The strengths of this study are the design, incorporating a stepwise and standardised procedure in order to minimise bias and increase reliability.13 The present standardisation of US image and movie capturing, measuring and grading structural changes are anticipated to increase reliability and sensitivity of the method. Despite one of the raters having relatively few years of US experience, reliability was still high and satisfactory, indicating that the protocol can even be followed by other than very US-experienced clinicians. By using captured images and movie sequences, it was ensured that both raters had equal underlying bases for interpretation of the reliability study.

Further, the use of weighing with restrictions when calculating κ was considered important, due to the importance of being able to differ between cases and controls.


Inter-rater reliability was moderate to almost perfect when a standardised procedure was applied for measuring structural changes on captured US images and movie sequences of relevance for patients with supraspinatus tendinopathy. Future studies should test intra-rater and inter-rater reliability of the method in vivo for use in clinical practice, in addition to validation against a gold standard, such as MRI.

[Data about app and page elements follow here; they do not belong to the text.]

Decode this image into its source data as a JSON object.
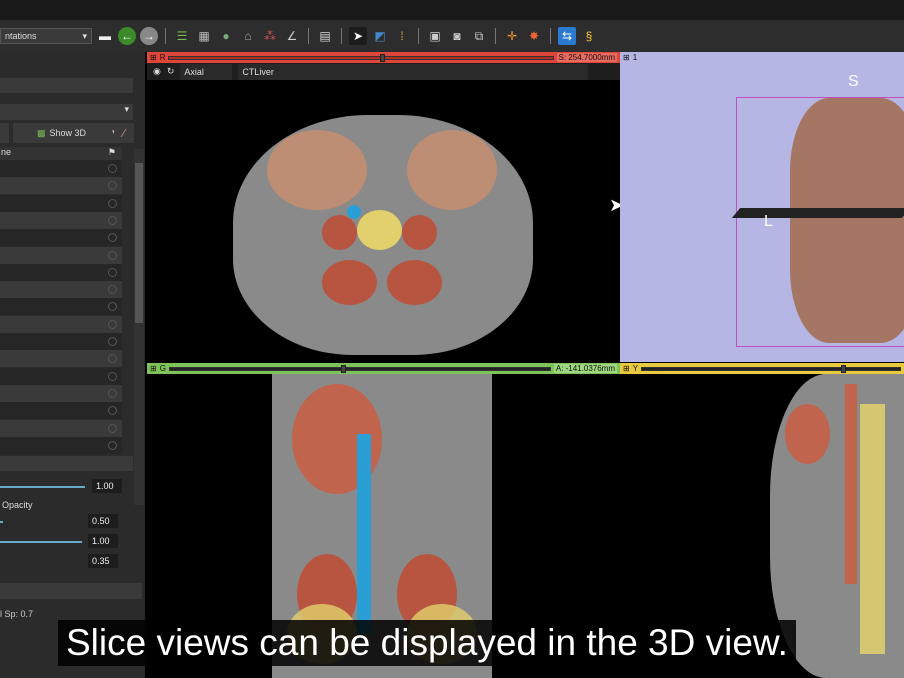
{
  "toolbar": {
    "module_selector": "ntations",
    "icons": [
      "layout-icon",
      "back-icon",
      "forward-icon",
      "data-icon",
      "dcm-icon",
      "volume-icon",
      "models-icon",
      "segment-icon",
      "markups-icon",
      "layout-grid-icon",
      "pointer-icon",
      "window-level-icon",
      "crosshair-icon",
      "screenshot-icon",
      "capture-icon",
      "transform-icon",
      "fiducial-icon",
      "extension-icon",
      "python-icon"
    ]
  },
  "left_panel": {
    "show3d_label": "Show 3D",
    "name_header": "ne",
    "row_count": 17,
    "opacity_label": "Opacity",
    "values": [
      "1.00",
      "0.50",
      "1.00",
      "0.35"
    ],
    "status": "l Sp: 0.7"
  },
  "views": {
    "red": {
      "label": "R",
      "offset": "S: 254.7000mm",
      "orientation": "Axial",
      "volume": "CTLiver",
      "slider_fraction": 0.55
    },
    "threed": {
      "label": "1",
      "axis_s": "S",
      "axis_l": "L"
    },
    "green": {
      "label": "G",
      "offset": "A: -141.0376mm",
      "slider_fraction": 0.45
    },
    "yellow": {
      "label": "Y",
      "slider_fraction": 0.77
    }
  },
  "subtitle": "Slice views can be displayed in the 3D view.",
  "colors": {
    "red": "#e0453a",
    "green": "#7ec25a",
    "yellow": "#e9c93e",
    "threed_bg": "#b5b6e4"
  }
}
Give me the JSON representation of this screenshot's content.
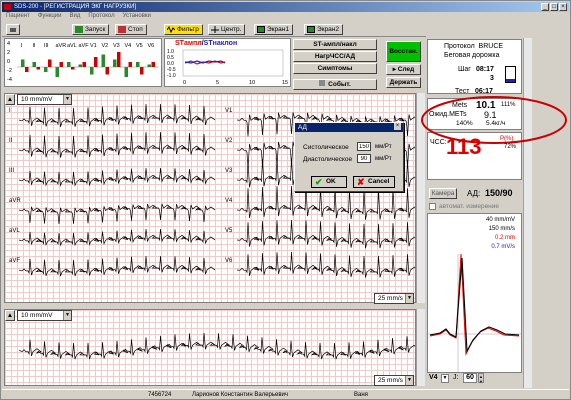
{
  "window": {
    "title": "SDS-200 - [РЕГИСТРАЦИЯ ЭКГ НАГРУЗКИ]"
  },
  "menu": [
    "Пациент",
    "Функции",
    "Вид",
    "Протокол",
    "Установки"
  ],
  "toolbar": {
    "start": "Запуск",
    "stop": "Стоп",
    "filter": "Фильтр",
    "center": "Центр.",
    "screen1": "Экран1",
    "screen2": "Экран2"
  },
  "bar_chart": {
    "leads": [
      "I",
      "II",
      "III",
      "aVR",
      "aVL",
      "aVF",
      "V1",
      "V2",
      "V3",
      "V4",
      "V5",
      "V6"
    ],
    "yticks": [
      "4",
      "2",
      "0",
      "-2",
      "-4"
    ]
  },
  "trend": {
    "title_a": "STампл",
    "title_sep": "/",
    "title_b": "STнаклон",
    "yticks": [
      "1.0",
      "0.5",
      "0.0",
      "-0.5",
      "-1.0"
    ],
    "xticks": [
      "0",
      "5",
      "10",
      "15"
    ]
  },
  "st_buttons": {
    "b1": "ST-ампл/накл",
    "b2": "НагрЧСС/АД",
    "b3": "Симптомы",
    "b4": "Событ."
  },
  "control_buttons": {
    "restore": "Восстан.",
    "next": "След",
    "hold": "Держать"
  },
  "ecg": {
    "gain1": "10 mm/mV",
    "gain2": "10 mm/mV",
    "speed1": "25 mm/s",
    "speed2": "25 mm/s",
    "leads_left": [
      "I",
      "II",
      "III",
      "aVR",
      "aVL",
      "aVF"
    ],
    "leads_right": [
      "V1",
      "V2",
      "V3",
      "V4",
      "V5",
      "V6"
    ]
  },
  "protocol": {
    "label": "Протокол",
    "name": "BRUCE",
    "type": "Беговая дорожка",
    "step_label": "Шаг",
    "step_time": "08:17",
    "step_num": "3",
    "test_label": "Тест",
    "test_time": "06:17"
  },
  "mets": {
    "label": "Mets",
    "value": "10.1",
    "pct": "111%",
    "expected_label": "Ожид.METs",
    "expected": "9.1",
    "pct2": "140%",
    "o2": "5.4кг/ч"
  },
  "hr": {
    "label": "ЧСС:",
    "value": "113",
    "pct": "P(%)",
    "pct2": "72%"
  },
  "bp": {
    "camera": "Камера",
    "label": "АД:",
    "value": "150/90",
    "auto": "автомат. измерение"
  },
  "complex": {
    "gain": "40 mm/mV",
    "speed": "150 mm/s",
    "st1": "0.2 mm",
    "st2": "0.7 mV/s",
    "lead": "V4",
    "j_label": "J:",
    "j_value": "60"
  },
  "dialog": {
    "title": "АД",
    "sys_label": "Систолическое",
    "sys_value": "150",
    "sys_unit": "мм/Рт",
    "dia_label": "Диастолическое",
    "dia_value": "90",
    "dia_unit": "мм/Рт",
    "ok": "OK",
    "cancel": "Cancel"
  },
  "status": {
    "id": "7456724",
    "patient": "Ларионов Константин Валерьевич",
    "page": "Ваня"
  },
  "colors": {
    "accent_red": "#e00000",
    "active_green": "#00c000",
    "trend_blue": "#2020c0",
    "highlight_ellipse": "#cc0000"
  }
}
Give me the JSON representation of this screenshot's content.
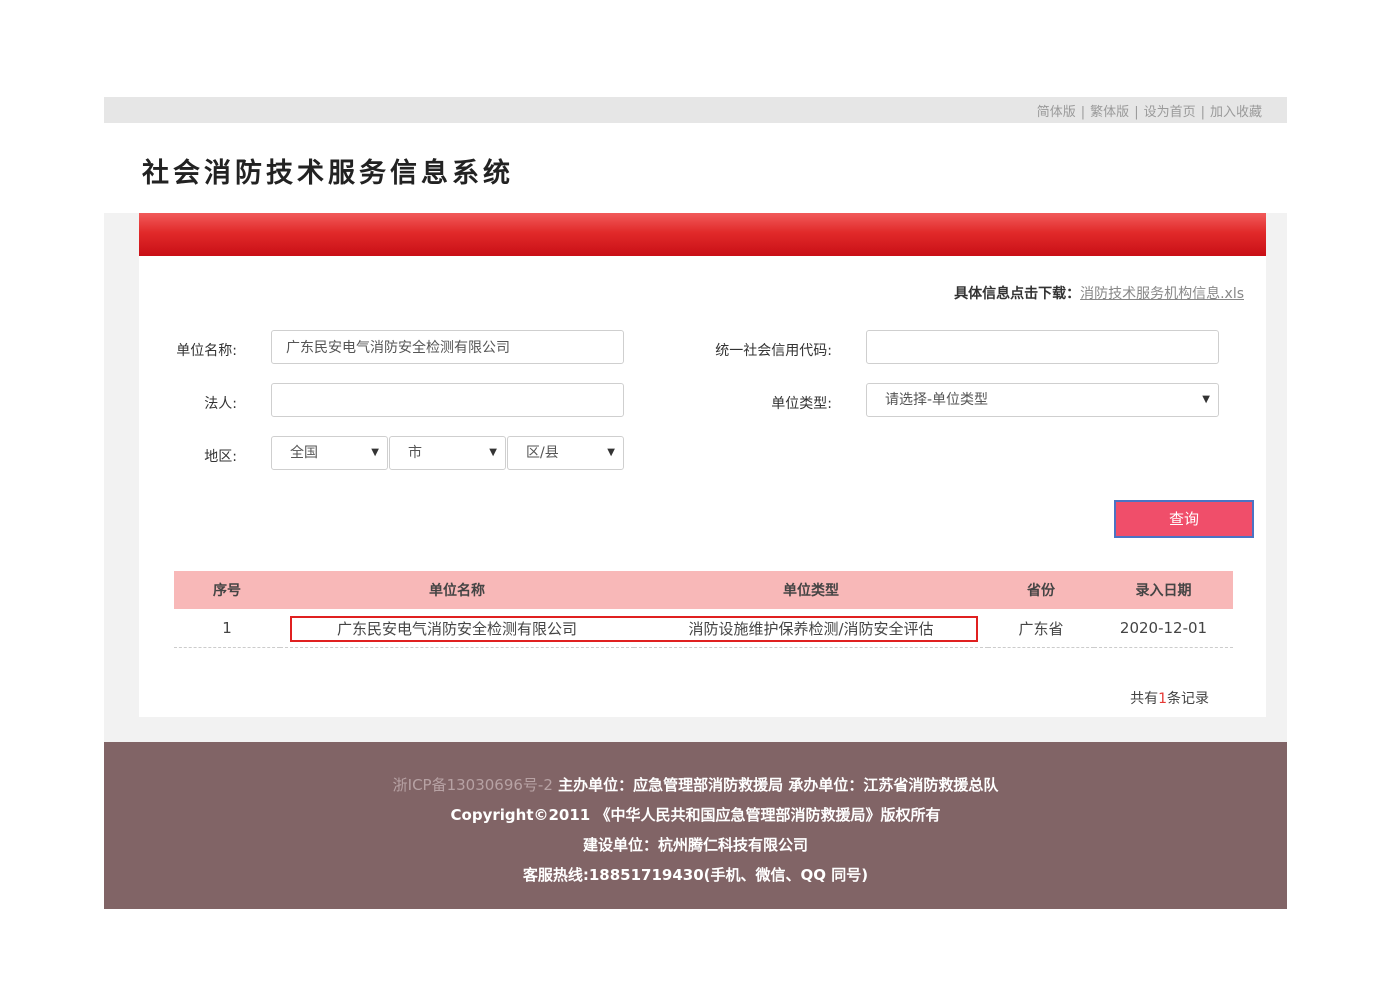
{
  "top_links": [
    "简体版",
    "繁体版",
    "设为首页",
    "加入收藏"
  ],
  "site_title": "社会消防技术服务信息系统",
  "download": {
    "label": "具体信息点击下载：",
    "file": "消防技术服务机构信息.xls"
  },
  "form": {
    "unit_name_label": "单位名称:",
    "unit_name_value": "广东民安电气消防安全检测有限公司",
    "credit_code_label": "统一社会信用代码:",
    "credit_code_value": "",
    "legal_person_label": "法人:",
    "legal_person_value": "",
    "unit_type_label": "单位类型:",
    "unit_type_value": "请选择-单位类型",
    "region_label": "地区:",
    "province_value": "全国",
    "city_value": "市",
    "district_value": "区/县",
    "query_button": "查询"
  },
  "table": {
    "headers": [
      "序号",
      "单位名称",
      "单位类型",
      "省份",
      "录入日期"
    ],
    "rows": [
      [
        "1",
        "广东民安电气消防安全检测有限公司",
        "消防设施维护保养检测/消防安全评估",
        "广东省",
        "2020-12-01"
      ]
    ]
  },
  "record": {
    "prefix": "共有",
    "count": "1",
    "suffix": "条记录"
  },
  "footer": {
    "icp": "浙ICP备13030696号-2",
    "line1_rest": " 主办单位：应急管理部消防救援局 承办单位：江苏省消防救援总队",
    "line2": "Copyright©2011 《中华人民共和国应急管理部消防救援局》版权所有",
    "line3": "建设单位：杭州腾仁科技有限公司",
    "line4": "客服热线:18851719430(手机、微信、QQ 同号)"
  },
  "colors": {
    "red_bar": "#d81e24",
    "table_header": "#f8b8b8",
    "query_button": "#f04e6a",
    "footer_bg": "#816466",
    "highlight_border": "#e02020"
  }
}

  • ▸ Additional material is available. To view please visit the journal online (

  • Contributors KGI, BJ-K, HE and CML conceived and designed the study protocol. KGI and BJ-K procured the project funding. KGI, BJ-K, JV and JH developed and standardised the ultrasound procedure and defined the grading scale. JV and JH secured access and coordinated screening procedures at the shoulder units. KGI was the project coordinator and performed the inclusion and US image capturing. KGI and JH were raters. KGI and BJ-K planned and coordinated the statistical analyses. KGI performed the statistical analyses. KGI drafted the manuscript, and BJ-K, JH, JV, HE and CML contributed to the manuscript. All authors read and approved the final manuscript. KGI is the guarantor.

  • Funding Region of Southern Denmark's Research fund, The Danish Rheumatism Association and the Ryholts Foundation funded the trial.

  • Competing interests None declared.

  • Patient consent Obtained.

  • Ethics approval All procedures performed in studies involving human participants were in accordance with the ethical standards of the institutional and/or national research committee and the 1964 Helsinki declaration and its later amendments or comparable ethical standards. The Regional Scientific Ethics Committee of Southern Denmark has approved the trial (project ID: S-20130071).

  • Provenance and peer review Not commissioned; externally peer reviewed.

  • Data sharing statement No additional data are available.